Wednesday, 30 May 2012

Aliens on Screen - Part II

Again: Mark Kermode's choice.  My own list would have to include Quatermass and the Pit (1967), The Thing From Another World (1951), Forbidden Planet (1956) and Invasion of the Body Snatchers (1956), although the remake (1978) is also good - and if I wanted comedy, I'd include Alan Arkin's faux alien from Simon (1980).
Mars Attacks (1996)
'Aack aack ack ack aack!!' Little green men go on a diminutive killing spree in Tim Burton’s bonkers alien invasion gem, inspired in equal measure by the weirdly collectible Topps trading cards and the notoriously terrible movies of Ed Wood. The result is a delirious joy, like Plan 9 from Outer Space remade with a massive budget and a star-studded cast. Memorable moments include Lisa Marie’s face falling away to reveal a grinning green alien skull beneath. But like all space invaders these Martians have a weak spot – in this case, the sound of country yodelling, which makes their heads explode

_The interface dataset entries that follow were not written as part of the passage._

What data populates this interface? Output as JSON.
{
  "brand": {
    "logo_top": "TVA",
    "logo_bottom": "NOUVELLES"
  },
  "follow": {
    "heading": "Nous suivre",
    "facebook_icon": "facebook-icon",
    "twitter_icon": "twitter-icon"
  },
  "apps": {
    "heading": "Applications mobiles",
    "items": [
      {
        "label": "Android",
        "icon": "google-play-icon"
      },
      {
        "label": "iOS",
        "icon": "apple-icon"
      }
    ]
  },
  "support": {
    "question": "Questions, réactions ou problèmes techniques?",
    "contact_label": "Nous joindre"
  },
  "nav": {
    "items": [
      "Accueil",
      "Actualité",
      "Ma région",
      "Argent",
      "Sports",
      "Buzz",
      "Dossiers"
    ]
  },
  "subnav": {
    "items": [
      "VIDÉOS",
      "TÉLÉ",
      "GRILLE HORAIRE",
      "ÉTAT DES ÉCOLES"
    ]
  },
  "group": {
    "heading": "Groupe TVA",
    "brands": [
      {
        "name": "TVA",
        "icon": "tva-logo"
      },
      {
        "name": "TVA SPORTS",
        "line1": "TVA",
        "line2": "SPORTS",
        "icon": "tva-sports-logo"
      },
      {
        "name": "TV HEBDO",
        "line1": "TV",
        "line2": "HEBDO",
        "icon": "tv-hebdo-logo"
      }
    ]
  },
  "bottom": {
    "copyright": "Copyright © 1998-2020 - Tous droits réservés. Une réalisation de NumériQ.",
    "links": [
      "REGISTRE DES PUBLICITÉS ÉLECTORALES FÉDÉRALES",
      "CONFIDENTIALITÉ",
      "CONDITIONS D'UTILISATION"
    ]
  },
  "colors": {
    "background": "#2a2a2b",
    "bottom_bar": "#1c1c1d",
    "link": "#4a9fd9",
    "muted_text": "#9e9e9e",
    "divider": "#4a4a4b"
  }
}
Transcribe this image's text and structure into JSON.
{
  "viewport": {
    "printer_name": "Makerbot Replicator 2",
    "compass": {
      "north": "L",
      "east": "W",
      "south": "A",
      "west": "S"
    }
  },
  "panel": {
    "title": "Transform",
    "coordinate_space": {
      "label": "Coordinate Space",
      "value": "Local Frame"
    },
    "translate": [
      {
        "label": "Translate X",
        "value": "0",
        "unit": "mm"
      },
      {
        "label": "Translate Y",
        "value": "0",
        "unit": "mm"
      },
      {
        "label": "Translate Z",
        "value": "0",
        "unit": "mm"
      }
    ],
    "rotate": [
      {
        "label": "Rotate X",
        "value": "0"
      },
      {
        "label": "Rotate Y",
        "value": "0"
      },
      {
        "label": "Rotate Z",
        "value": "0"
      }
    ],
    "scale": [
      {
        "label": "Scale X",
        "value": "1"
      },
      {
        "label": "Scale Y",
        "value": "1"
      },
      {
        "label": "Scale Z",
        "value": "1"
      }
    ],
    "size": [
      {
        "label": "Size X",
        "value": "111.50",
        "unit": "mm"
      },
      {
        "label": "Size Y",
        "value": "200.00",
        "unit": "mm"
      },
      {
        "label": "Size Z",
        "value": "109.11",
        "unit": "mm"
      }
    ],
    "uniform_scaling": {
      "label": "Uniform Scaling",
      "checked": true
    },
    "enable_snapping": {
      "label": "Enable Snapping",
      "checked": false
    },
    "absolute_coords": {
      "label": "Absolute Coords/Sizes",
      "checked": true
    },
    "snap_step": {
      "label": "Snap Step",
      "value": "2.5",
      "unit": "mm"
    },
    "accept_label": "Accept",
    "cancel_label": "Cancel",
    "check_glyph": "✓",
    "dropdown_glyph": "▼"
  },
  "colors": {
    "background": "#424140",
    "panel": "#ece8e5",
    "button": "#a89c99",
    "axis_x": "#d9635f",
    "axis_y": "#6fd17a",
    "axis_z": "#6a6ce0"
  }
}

The Thing (1982)
When John W Campbell Jr’s story Who Goes There? first came to the screen in 1951 as The Thing from Another World, its alien FX famously stretched to the sight of James Arness dressed up as 'a big carrot'. Years later, the advance of latex technology enabled John Carpenter to explore the shape-shifting aspects of the story in his head-scrambling – and at first sorely underrated – classic The Thing. The result is a fiesta of exploding dogs, toothy chest-cavities, melting limbs and (most spectacularly) a severed head that sprouts giant scuttling spider legs, prompting the movie’s most quotable line: 'You’ve got to be fucking kidding!'

The Day the Earth Stood Still (1951)
'Klaatu barada nikto!' Handsome Michael Rennie and his giant silver robot Gort, whose metal face shoots powerful rays, presented the scary but benevolent face of aliens in the 50s, bringing the human race’s technological advancement to a halt in order to warn Earthlings of the dangers of their newfound knowledge. The Christ-like overtones of the central character have exerted an unearthly pull on wannabe messiahs ever since; Ringo Starr cast himself as Klaatu on the front cover of his 1974 album Goodnight Vienna, while Keanu Reeves employed his trademark 'barely human' face in a recent rubbish remake

The Man Who Fell to Earth (1976)
Nic Roeg cast David Bowie as the spaceman who comes to earth after seeing him in the documentary Cracked Actor.
Bowie inhabited the alienated 'space oddity' to the full, resorting only briefly to 'space lizard' makeup, but more generally relying upon sheer charisma and a British accent (plus, of course, his famously mismatched eyes) to suggest he was not of this world. Cover photography for not one but two of his subsequent albums featured Bowie as starman Thomas Jerome Newton: Station to Station and Low – the latter containing original music intended for the film

The Rocky Horror Picture Show(1975)
As the 'sweet transvestite' Frank-N-Furter, from the planet Transsexual in the galaxy of Transylvania, Tim Curry remains the most lusted-after space alien in the history of cinema – a vision of interstellar haute couture in glam boots, stockings and spangly corsets on a mission to encourage the people of earth to 'give yourself over to absolute pleasure'. A flop on its release, the film version of Richard O’Brien’s campy stage musical became the definitive cult movie, drawing legions of fans who dress up as their favourite characters and engage in rowdy 'audience participation'. Let’s do the time-warp again!


  1. Aliens on Screen: Emma Thompson?

  2. Mars attacks rockz!
    TRHPS is creepy haha :D